Before the Reform Act of 1832, Cornwall could send more MPs to Westminster than the whole of Scotland. Among the Cornish boroughs was Fowey which was represented by two MPs.
In the early years of the nineteenth century there was much strife between the opposing parties in the town, the Rashleigh family and the Treffrys. Favours were given to those who could bring in the votes.
The case of Lieutenant Nicholls
Lieutenant Thomas Willcocks Nicholls was a keen supporter of the Rashleigh interests, but he wanted something in return. He had been out of service for three years because of an injury and was keen to get a command of a ship.
There is a letter from Lieut. Nicholls to William Rashleigh, who was one of the MPs for Fowey (the other was Robert Wigram). Timing was critical, as in April 1814 Napoleon had abdicated and soon there would little or no chance of being appointed to a command:
“Things having taken a material change since I had pleasure of seeing you, and as in all probability a Peace will soon take place and must again request again you solicit Lord Melville in my behalf and as His Lordship has promised you Sir, that he will appoint me to a vessel of the class I so much desire …”

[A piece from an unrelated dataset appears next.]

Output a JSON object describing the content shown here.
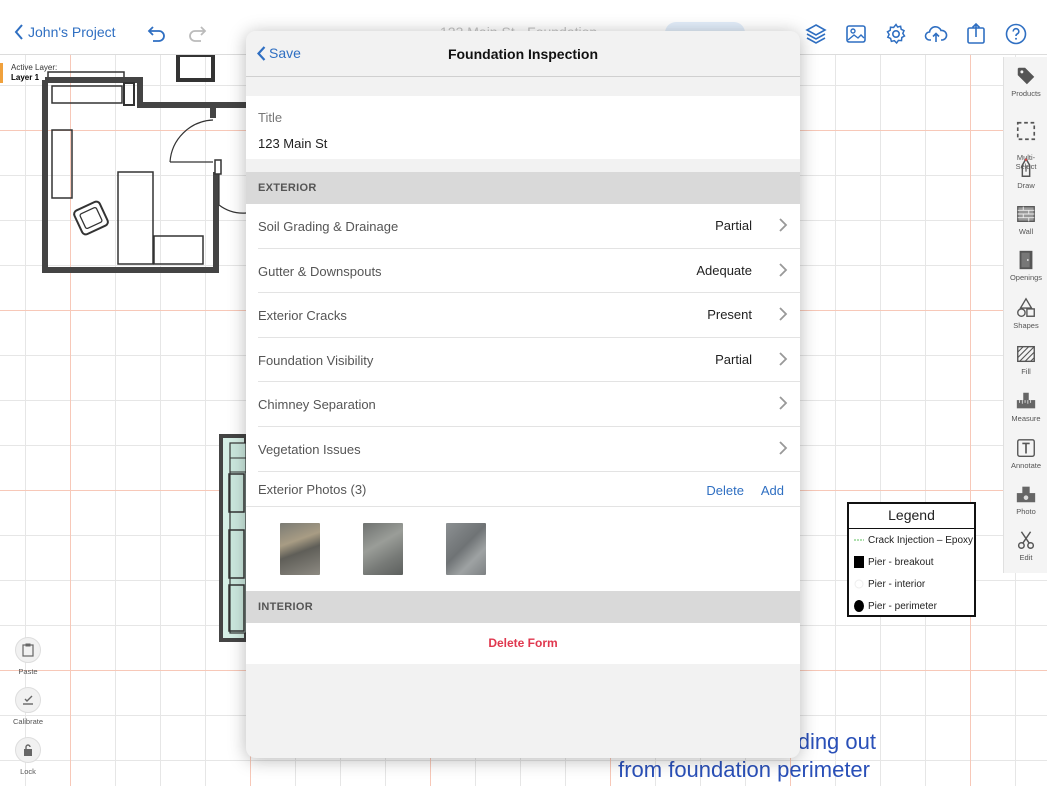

Nicholls duly received his orders and was sent, not to the Cornish coast, but with despatches to his previous patron, Cochrane, now Vice Admiral of the American Atlantic and Gulf Coasts. Cochrane himself was no stranger to politics or to Fowey, having been the MP for Stirling Burghs from 1800 to 1806 and an unsuccessful candidate in the Fowey election of 1806.

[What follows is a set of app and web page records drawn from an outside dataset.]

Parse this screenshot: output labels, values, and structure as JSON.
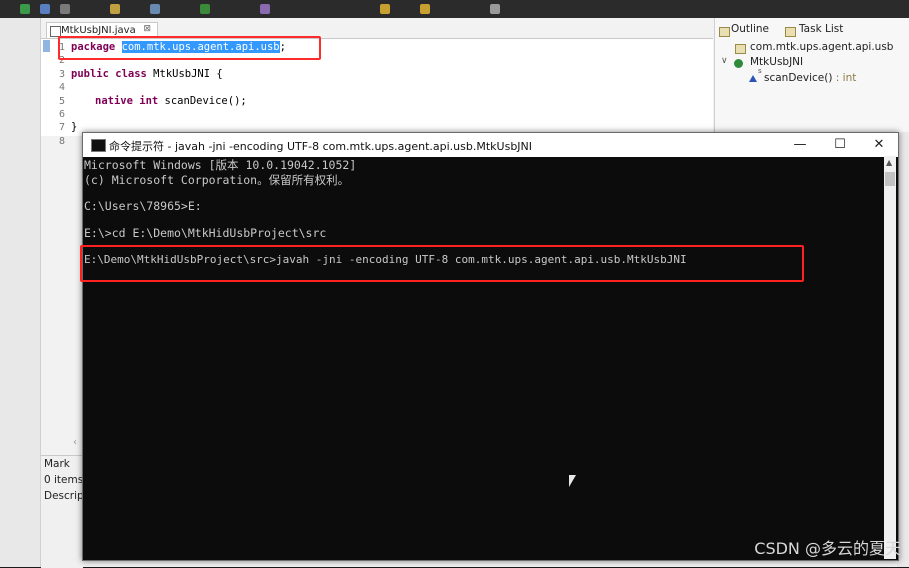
{
  "editor": {
    "tab_label": "MtkUsbJNI.java",
    "tab_close": "⊠",
    "lines": [
      {
        "n": "1",
        "kw": "package",
        "rest": " ",
        "sel": "com.mtk.ups.agent.api.usb",
        "tail": ";"
      },
      {
        "n": "2"
      },
      {
        "n": "3",
        "kw": "public class",
        "rest": " MtkUsbJNI {"
      },
      {
        "n": "4"
      },
      {
        "n": "5",
        "kw": "native int",
        "rest": " scanDevice();"
      },
      {
        "n": "6"
      },
      {
        "n": "7",
        "rest": "}"
      },
      {
        "n": "8"
      }
    ]
  },
  "outline": {
    "tab_outline": "Outline",
    "tab_tasklist": "Task List",
    "package": "com.mtk.ups.agent.api.usb",
    "class": "MtkUsbJNI",
    "method": "scanDevice()",
    "method_type": " : int",
    "method_mark": "s"
  },
  "bottom_panel": {
    "tab": "Mark",
    "items": "0 items",
    "header": "Descrip"
  },
  "cmd": {
    "title": "命令提示符 - javah  -jni -encoding UTF-8 com.mtk.ups.agent.api.usb.MtkUsbJNI",
    "minimize": "—",
    "maximize": "☐",
    "close": "✕",
    "lines": [
      "Microsoft Windows [版本 10.0.19042.1052]",
      "(c) Microsoft Corporation。保留所有权利。",
      "",
      "C:\\Users\\78965>E:",
      "",
      "E:\\>cd E:\\Demo\\MtkHidUsbProject\\src",
      "",
      "E:\\Demo\\MtkHidUsbProject\\src>javah -jni -encoding UTF-8 com.mtk.ups.agent.api.usb.MtkUsbJNI"
    ]
  },
  "watermark": "CSDN @多云的夏天"
}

By October 1815 the Bramble was back in Plymouth and Nicholls had his big reward. The Royal Cornwall Gazette reported the sale of the prize Triton, captured by Lieutenant Nicholls of the Bramble: “A brig of 278 tons, captured while bound from Bordeaux to Guadeloupe complete with her cargo of 274 hogsheads of claret, seven casks of white wine, plus other consumables”.